If we had to choose one yeast bread with the most kid appeal, it'd be monkey bread. Instead of plopping the kneaded dough into a regular loaf pan, you chop it into pieces and roll them into balls that are dipped in butter and sugar and piled into a Bundt pan. Then, when the bread's warm out of the oven, instead of slicing it, everyone just pulls off gooey hunks and eats them monkey style, as the name suggests.
Heat the milk in a saucepan until hot but not scalded. Then pour it into a large bowl. Add the butter and sugar, stirring until the butter is nearly melted.
Sprinkle the yeast over the lukewarm water, stir briefly, and then set it aside to dissolve for 5 to 10 minutes.
When the milk mixture has cooled to slightly warmer than body temperature, stir in the yeast and the lightly beaten eggs. Add 3 cups of the flour and beat the ingredients well with a wooden spoon for 100 strokes. Cover the dough with plastic wrap and set it aside for 10 minutes.
Stir the salt into the dough. Now stir in the remaining flour, about 1/3 cup at a time, until the dough pulls away from the sides of the bowl and is firm enough to knead.
Turn the dough out onto a lightly floured surface and knead it for about 8 to 10 minutes, until it is elastic and supple. Use more flour, if needed, to keep the dough from sticking. Then put the dough in a large, oiled glass or ceramic mixing bowl and turn it to coat the entire surface. Cover the bowl with plastic wrap and set it aside in a warm, draft-free spot until doubled in bulk, about 1 hour.
While the dough rises, generously butter the entire inside of a large Bundt pan (it should have a capacity of about 12 cups). Do not use a tube pan with a removable insert, such as an angel food cake pan, because the glaze will run out of the pan.
Now make the glaze by heating the brown sugar, butter, and heavy cream in a small saucepan, stirring continuously.

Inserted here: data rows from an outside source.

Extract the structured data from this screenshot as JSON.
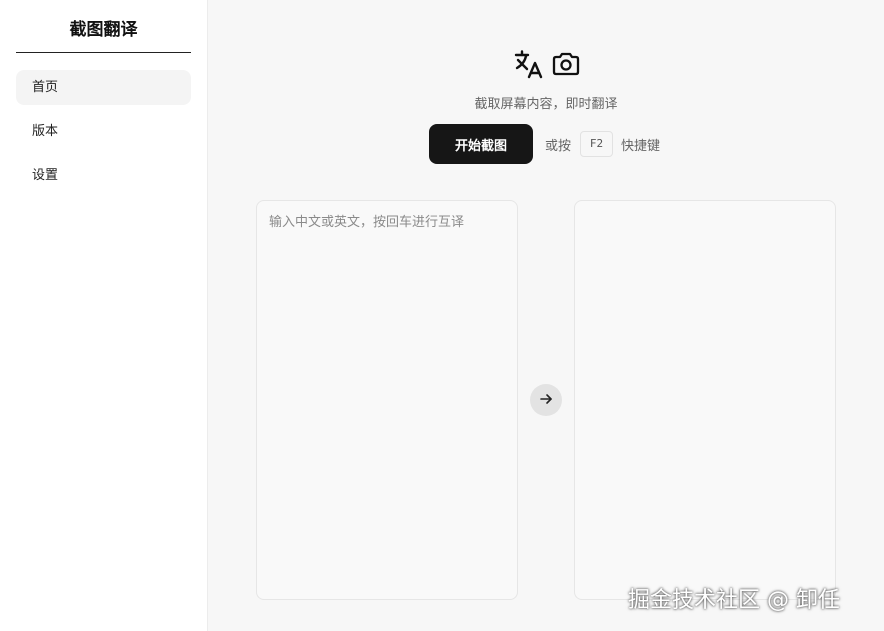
{
  "sidebar": {
    "title": "截图翻译",
    "items": [
      {
        "label": "首页",
        "active": true
      },
      {
        "label": "版本",
        "active": false
      },
      {
        "label": "设置",
        "active": false
      }
    ]
  },
  "hero": {
    "icons": [
      "translate-icon",
      "camera-icon"
    ],
    "subtitle": "截取屏幕内容，即时翻译",
    "start_button": "开始截图",
    "hint_prefix": "或按",
    "shortcut_key": "F2",
    "hint_suffix": "快捷键"
  },
  "translator": {
    "input_placeholder": "输入中文或英文，按回车进行互译",
    "input_value": "",
    "output_value": ""
  },
  "watermark": "掘金技术社区 @ 卸任",
  "colors": {
    "primary_button": "#161616",
    "sidebar_bg": "#ffffff",
    "main_bg": "#f7f7f7",
    "active_item_bg": "#f4f4f4"
  }
}
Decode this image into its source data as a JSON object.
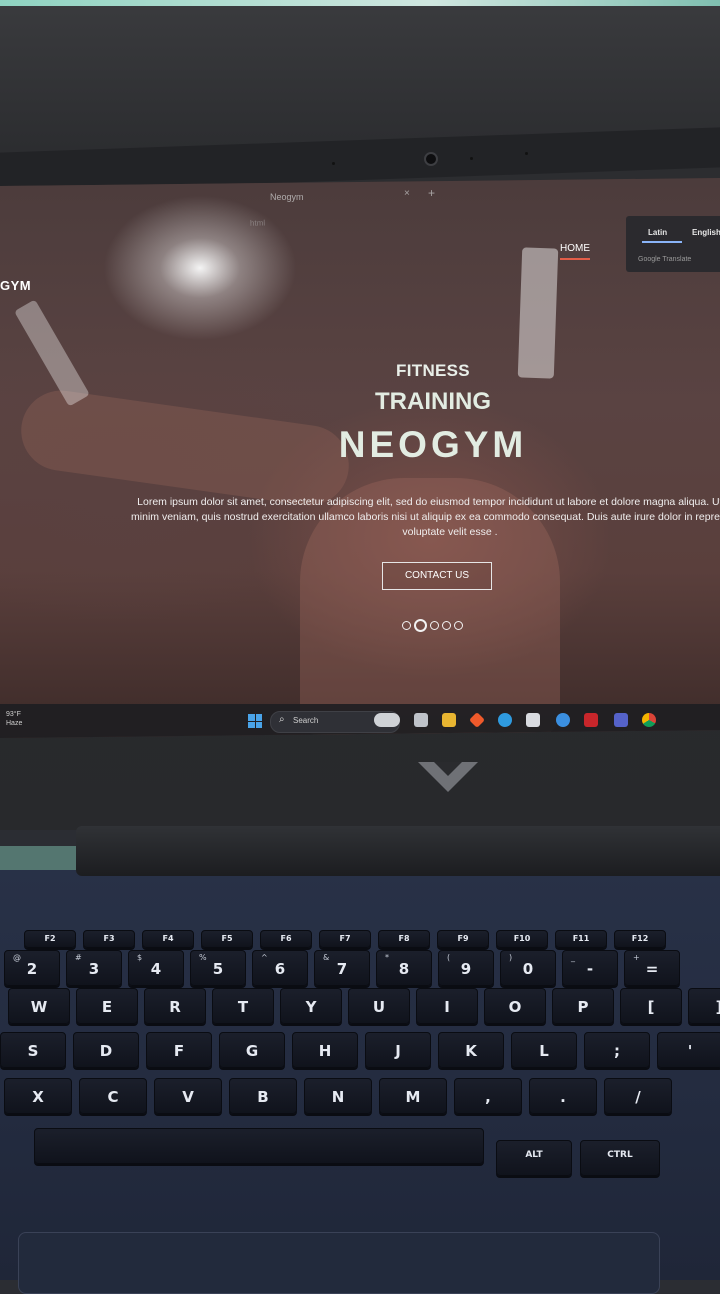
{
  "browser": {
    "tab_title": "Neogym",
    "close_glyph": "×",
    "new_tab_glyph": "+",
    "address_fragment": "html"
  },
  "translate_popup": {
    "lang_a": "Latin",
    "lang_b": "English",
    "footer": "Google Translate"
  },
  "site": {
    "logo": "GYM",
    "nav_home": "HOME",
    "hero": {
      "line1": "FITNESS",
      "line2": "TRAINING",
      "line3": "NEOGYM",
      "body": "Lorem ipsum dolor sit amet, consectetur adipiscing elit, sed do eiusmod tempor incididunt ut labore et dolore magna aliqua. Ut enim ad minim veniam, quis nostrud exercitation ullamco laboris nisi ut aliquip ex ea commodo consequat. Duis aute irure dolor in reprehenderit in voluptate velit esse .",
      "cta": "CONTACT US"
    },
    "slider": {
      "count": 5,
      "active_index": 1
    }
  },
  "taskbar": {
    "weather_temp": "93°F",
    "weather_desc": "Haze",
    "search_placeholder": "Search",
    "icons": [
      "start-icon",
      "copilot-icon",
      "task-view-icon",
      "file-explorer-icon",
      "store-diamond-icon",
      "edge-icon",
      "store-icon",
      "help-icon",
      "mcafee-icon",
      "teams-icon",
      "chrome-icon"
    ]
  },
  "keyboard": {
    "function_row": [
      "F2",
      "F3",
      "F4",
      "F5",
      "F6",
      "F7",
      "F8",
      "F9",
      "F10",
      "F11",
      "F12"
    ],
    "number_row": [
      {
        "main": "2",
        "sub": "@"
      },
      {
        "main": "3",
        "sub": "#"
      },
      {
        "main": "4",
        "sub": "$"
      },
      {
        "main": "5",
        "sub": "%"
      },
      {
        "main": "6",
        "sub": "^"
      },
      {
        "main": "7",
        "sub": "&"
      },
      {
        "main": "8",
        "sub": "*"
      },
      {
        "main": "9",
        "sub": "("
      },
      {
        "main": "0",
        "sub": ")"
      },
      {
        "main": "-",
        "sub": "_"
      },
      {
        "main": "=",
        "sub": "+"
      }
    ],
    "row_q": [
      "W",
      "E",
      "R",
      "T",
      "Y",
      "U",
      "I",
      "O",
      "P",
      "[",
      "]"
    ],
    "row_a": [
      "S",
      "D",
      "F",
      "G",
      "H",
      "J",
      "K",
      "L",
      ";",
      "'"
    ],
    "row_z": [
      "X",
      "C",
      "V",
      "B",
      "N",
      "M",
      ",",
      ".",
      "/"
    ],
    "alt_label": "ALT",
    "ctrl_label": "CTRL"
  }
}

As soon as the glaze comes to a boil, pour it into the Bundt pan so that it puddles evenly in the bottom (a parent's job). Sprinkle half of the chopped pecans over the glaze.
When the dough has doubled, punch it down and turn it out onto a lightly floured surface. Knead the dough for 1 minute. Cut off golf ball-size pieces of dough and roll them into rough balls.

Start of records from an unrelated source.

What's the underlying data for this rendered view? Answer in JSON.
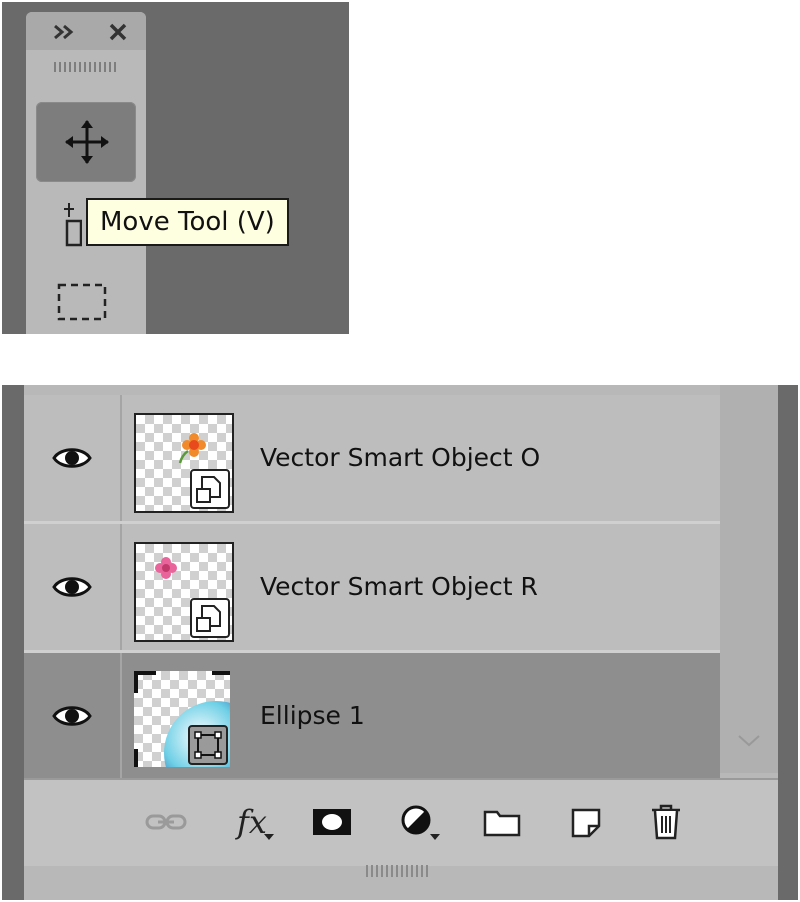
{
  "toolbar": {
    "tooltip_text": "Move Tool (V)",
    "tools": [
      {
        "name": "move-icon",
        "selected": true
      },
      {
        "name": "artboard-icon",
        "selected": false
      },
      {
        "name": "rectangular-marquee-icon",
        "selected": false
      }
    ],
    "header_icons": [
      "collapse-icon",
      "close-icon"
    ]
  },
  "layers": {
    "rows": [
      {
        "name": "Vector Smart Object O",
        "visible": true,
        "selected": false,
        "type": "smart-object"
      },
      {
        "name": "Vector Smart Object R",
        "visible": true,
        "selected": false,
        "type": "smart-object"
      },
      {
        "name": "Ellipse 1",
        "visible": true,
        "selected": true,
        "type": "shape"
      }
    ],
    "footer_buttons": [
      "link-icon",
      "fx-icon",
      "mask-icon",
      "adjustment-icon",
      "folder-icon",
      "new-layer-icon",
      "trash-icon"
    ],
    "fx_label": "fx"
  },
  "colors": {
    "panel_bg": "#bdbdbd",
    "selected_row": "#8e8e8e",
    "tooltip_bg": "#fefee0",
    "workspace_bg": "#6a6a6a"
  }
}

Now prepare the coating. Pour the melted butter into one bowl and the sugar into another and place them in the work area. Dip the dough balls into the butter and then roll them in the sugar, placing them in the pan as you go. Once you've covered the bottom of the pan, start a new layer.
When you've used half of the dough, scatter the remaining pecans over it. Then continue adding layers until the pan is two thirds full. Ideally, you will have used all the dough. If you happen to have excess dough balls, layer them in a small, well-buttered loaf pan or casserole.
Cover the pan with plastic wrap and let the dough rise until doubled in bulk, about 35 to 45 minutes. Start heating the oven to 375° about 10 minutes before the dough is fully risen.
Remove the plastic wrap and bake the bread on the center rack for 45 minutes. Don't worry too much if the top gets quite brown, but if it starts to look scorched, lay a piece of tinfoil over the bread to deflect the heat. (If you're baking a small loaf alongside, it will take only about 30 minutes.)
Transfer the pan to a cooling rack and gently run a butter knife down the side here and there to loosen the loaf. Carefully flip the bread over onto the rack and remove the pan (another job for parents); it should lift right off. If there is excess glaze left in the pan, immediately spoon it onto the bread.
Cool the bread for at least 20 minutes. Then pour glasses of cold milk, put out some plates, and help yourselves by pulling off pieces of the bread. Any leftovers can be wrapped in tinfoil and reheated later in a warm oven. Makes up to 9 servings.